MULTISITE MARK-RECAPTURE FOR CETACEANS: POPULATION ESTIMATES WITH BAYESIAN MODEL AVERAGING

Authors

  • J. W. Durban,

    1. University of Aberdeen, School of Biological Sciences, Lighthouse Field Station, Cromarty, Ross-Shire IV11 8YJ, United Kingdom
    Search for more papers by this author
    • 1

      Current address: National Marine Mammal Laboratory, Alaska Fisheries Science Center, 7600 Sand Point Way NE, Seattle, Washington 98115–6349, U.S.A.; e-mail: john.durban@noaa.gov.

  • D. A. Elston,

    1. Biomathematics and Statistics Scotland, Environmental Modelling Unit, The Macaulay Institute, Aberdeen AB15 8QH, United Kingdom
    Search for more papers by this author
  • D. K. Ellifrit,

    1. Center for Whale Research, 355 Smugglers Cove Road, Friday Harbor, Washington 98250, U.S.A.
    Search for more papers by this author
  • E. Dickson,

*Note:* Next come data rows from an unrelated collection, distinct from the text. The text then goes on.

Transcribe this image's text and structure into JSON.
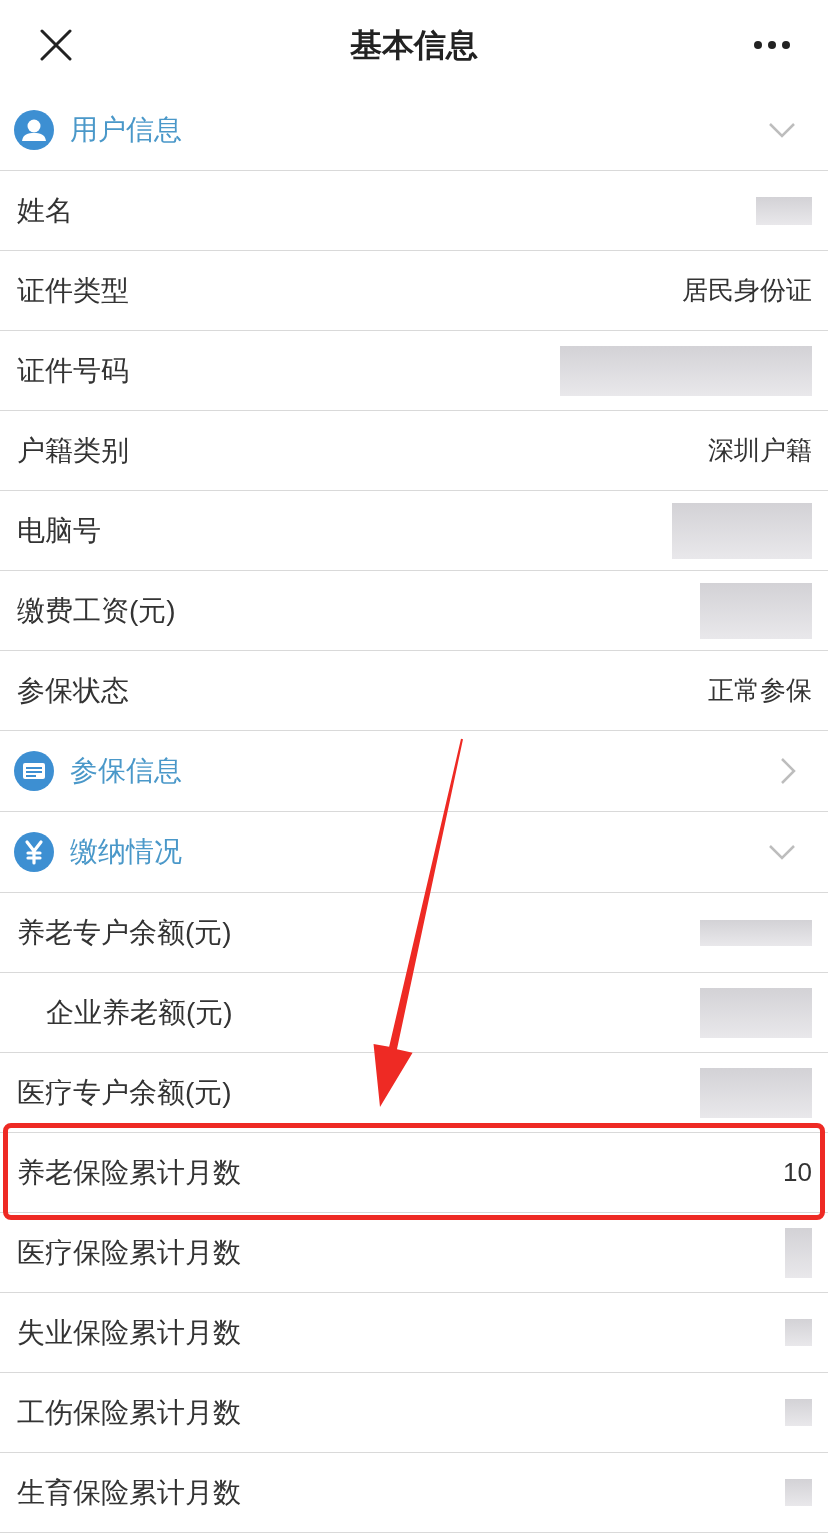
{
  "header": {
    "title": "基本信息"
  },
  "sections": [
    {
      "title": "用户信息",
      "expanded": true,
      "rows": [
        {
          "label": "姓名",
          "kind": "blurred",
          "highlighted": false
        },
        {
          "label": "证件类型",
          "kind": "text",
          "value": "居民身份证",
          "highlighted": false
        },
        {
          "label": "证件号码",
          "kind": "blurred",
          "highlighted": false
        },
        {
          "label": "户籍类别",
          "kind": "text",
          "value": "深圳户籍",
          "highlighted": false
        },
        {
          "label": "电脑号",
          "kind": "blurred",
          "highlighted": false
        },
        {
          "label": "缴费工资(元)",
          "kind": "blurred",
          "highlighted": false
        },
        {
          "label": "参保状态",
          "kind": "text",
          "value": "正常参保",
          "highlighted": false
        }
      ]
    },
    {
      "title": "参保信息",
      "expanded": false
    },
    {
      "title": "缴纳情况",
      "expanded": true,
      "rows": [
        {
          "label": "养老专户余额(元)",
          "kind": "blurred",
          "highlighted": false,
          "children": [
            {
              "label": "企业养老额(元)",
              "kind": "blurred",
              "highlighted": false
            }
          ]
        },
        {
          "label": "医疗专户余额(元)",
          "kind": "blurred",
          "highlighted": false
        },
        {
          "label": "养老保险累计月数",
          "kind": "text",
          "value": "10",
          "highlighted": true
        },
        {
          "label": "医疗保险累计月数",
          "kind": "blurred",
          "highlighted": false
        },
        {
          "label": "失业保险累计月数",
          "kind": "blurred",
          "highlighted": false
        },
        {
          "label": "工伤保险累计月数",
          "kind": "blurred",
          "highlighted": false
        },
        {
          "label": "生育保险累计月数",
          "kind": "blurred",
          "highlighted": false
        }
      ]
    }
  ]
}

    1. Whale and Dolphin Conservation Society, Moray Firth Wildlife Centre, Spey Bay, Moray IV32 7PJ, United Kingdom P. S. Hammond
    Search for more papers by this author
  • P. S. Hammond,

    1. NERC Sea Mammal Research Unit, Gatty Marine Laboratory, School of Biology, University of St Andrews, St Andrews, Fife KY16 8LB, United Kingdom
    Search for more papers by this author
  • P. M. Thompson

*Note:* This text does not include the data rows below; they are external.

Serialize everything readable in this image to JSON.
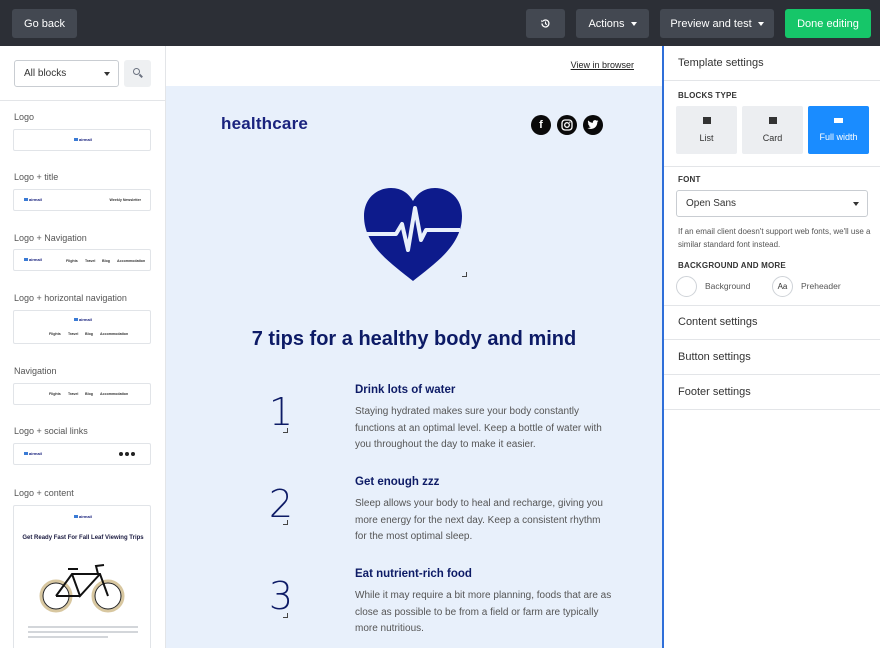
{
  "topbar": {
    "back_label": "Go back",
    "actions_label": "Actions",
    "preview_label": "Preview and test",
    "done_label": "Done editing",
    "icons": {
      "history": "history-icon"
    }
  },
  "sidebar": {
    "filter_value": "All blocks",
    "blocks": [
      {
        "label": "Logo"
      },
      {
        "label": "Logo + title",
        "thumb_title": "Weekly Newsletter"
      },
      {
        "label": "Logo + Navigation"
      },
      {
        "label": "Logo + horizontal navigation"
      },
      {
        "label": "Navigation"
      },
      {
        "label": "Logo + social links"
      },
      {
        "label": "Logo + content",
        "thumb_title": "Get Ready Fast For Fall Leaf Viewing Trips"
      }
    ],
    "mini_brand": "airmail",
    "mini_nav": [
      "Flights",
      "Travel",
      "Blog",
      "Accommodation"
    ]
  },
  "canvas": {
    "view_in_browser": "View in browser",
    "brand": "healthcare",
    "headline": "7 tips for a healthy body and mind",
    "tips": [
      {
        "number": "1",
        "title": "Drink lots of water",
        "body": "Staying hydrated makes sure your body constantly functions at an optimal level. Keep a bottle of water with you throughout the day to make it easier."
      },
      {
        "number": "2",
        "title": "Get enough zzz",
        "body": "Sleep allows your body to heal and recharge, giving you more energy for the next day. Keep a consistent rhythm for the most optimal sleep."
      },
      {
        "number": "3",
        "title": "Eat nutrient-rich food",
        "body": "While it may require a bit more planning, foods that are as close as possible to be from a field or farm are typically more nutritious."
      }
    ],
    "colors": {
      "background": "#e8f0fb",
      "heading": "#0d1b66"
    }
  },
  "panel": {
    "template_settings": "Template settings",
    "blocks_type_heading": "BLOCKS TYPE",
    "block_types": [
      "List",
      "Card",
      "Full width"
    ],
    "active_block_type": "Full width",
    "font_heading": "FONT",
    "font_value": "Open Sans",
    "font_note": "If an email client doesn't support web fonts, we'll use a similar standard font instead.",
    "background_heading": "BACKGROUND AND MORE",
    "background_label": "Background",
    "preheader_label": "Preheader",
    "preheader_glyph": "Aa",
    "content_settings": "Content settings",
    "button_settings": "Button settings",
    "footer_settings": "Footer settings",
    "accent_color": "#1a8cff"
  }
}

    1. University of Aberdeen, School of Biological Sciences, Lighthouse Field Station, Cromarty, Ross-Shire IV11 8YJ, United Kingdom
    Search for more papers by this author

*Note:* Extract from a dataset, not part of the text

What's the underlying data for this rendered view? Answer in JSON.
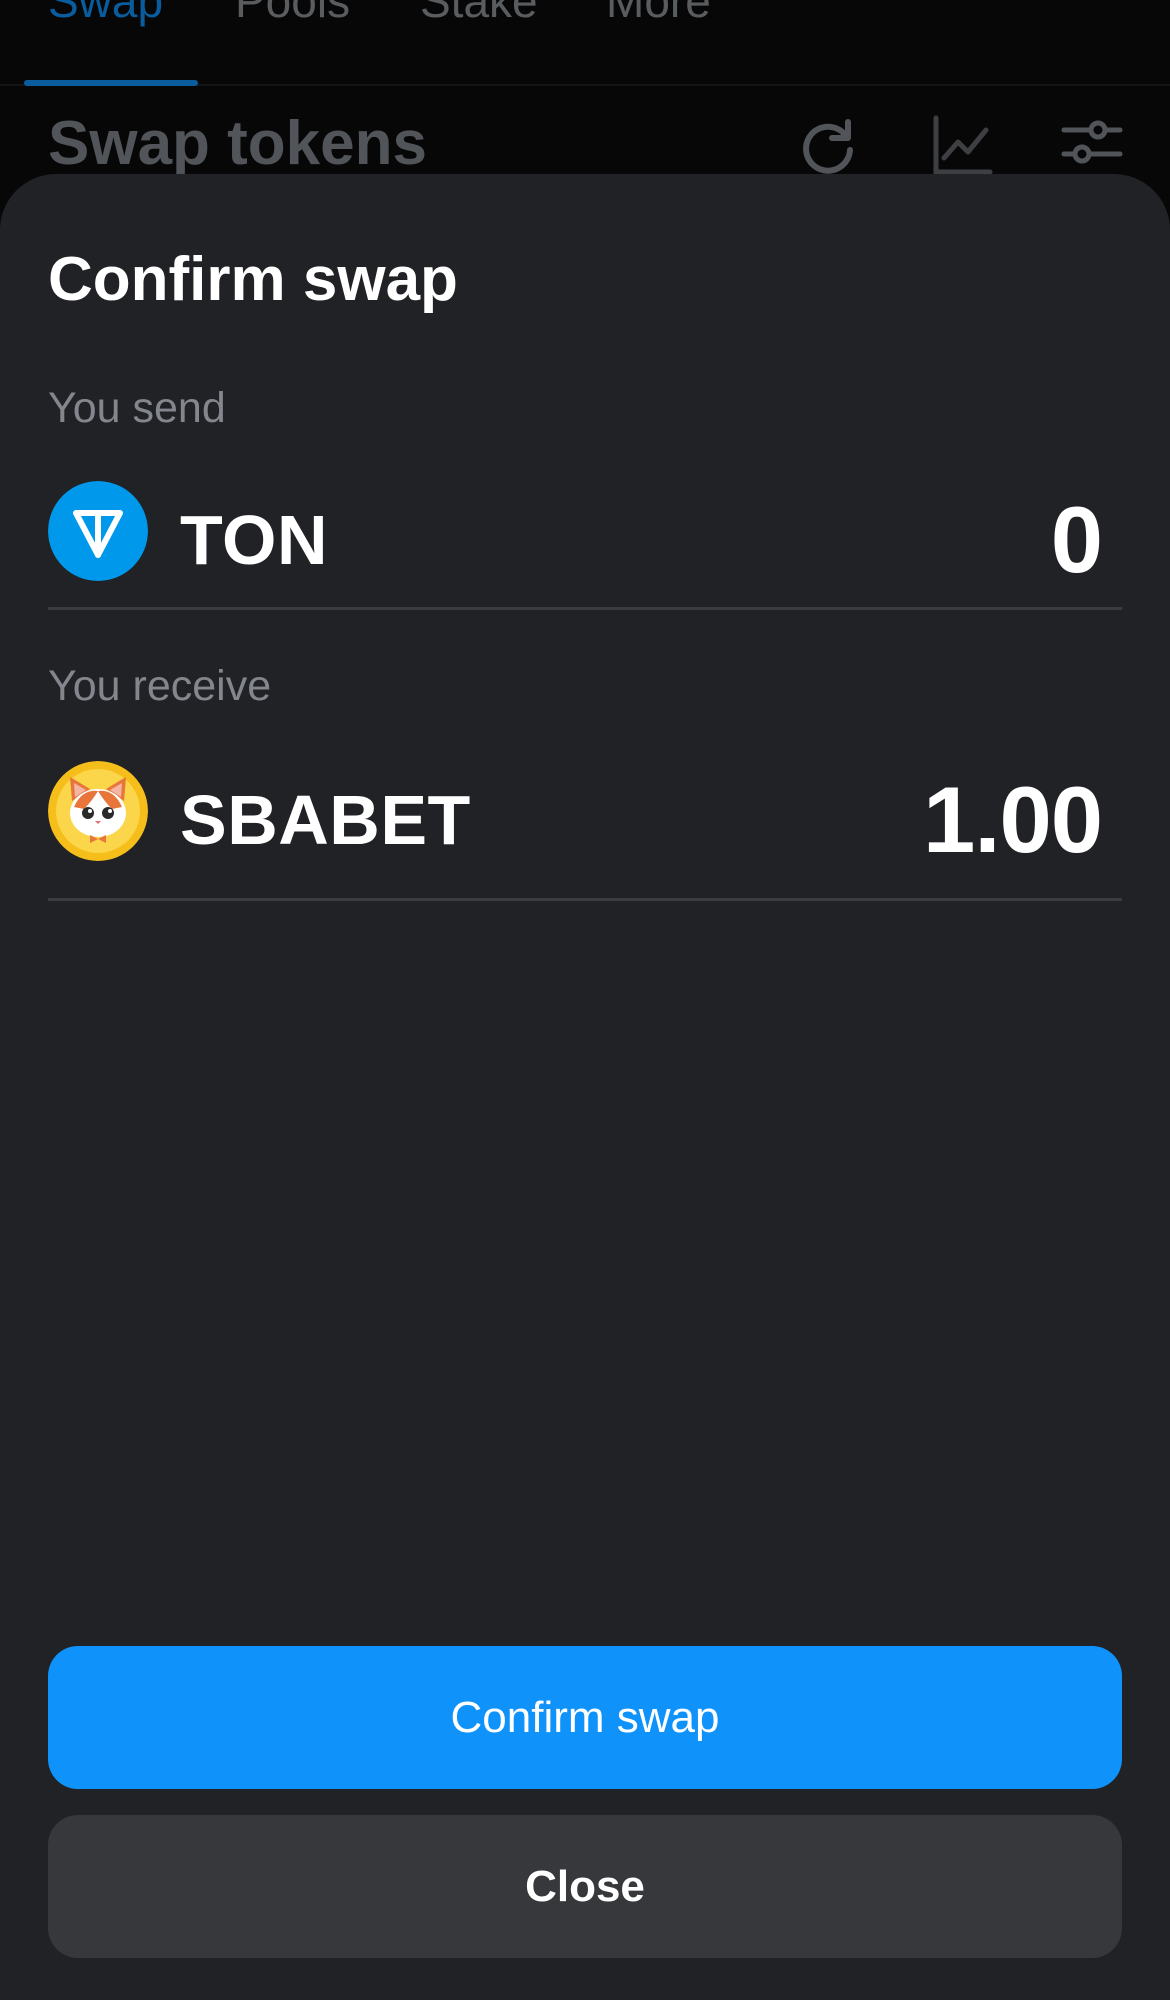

Abstract

Mark-recapture techniques are widely used to estimate the size of wildlife populations. However, in cetacean photo-identification studies, it is often impractical to sample across the entire range of the population. Consequently, negatively biased population estimates can result when large portions of a population are unavailable for photographic capture. To overcome this problem, we propose that individuals be sampled from a number of discrete sites located throughout the population's range. The recapture of individuals between sites can then be presented in a simple contingency table, where the cells refer to discrete categories formed by combinations of the study sites. We present a Bayesian framework for fitting a suite of log-linear models to these data, with each model representing a different hypothesis about dependence between sites. Modeling dependence facilitates the analysis of opportunistic photo-identification data from study sites located due to convenience rather than by design. Because inference about population size is sensitive to model choice, we use Bayesian Markov chain Monte Carlo approaches to estimate posterior model probabilities, and base inference on a model-averaged estimate of population size. We demonstrate this method in the analysis of photographic mark-recapture data for bottlenose dolphins from three coastal sites around NE Scotland.

Ancillary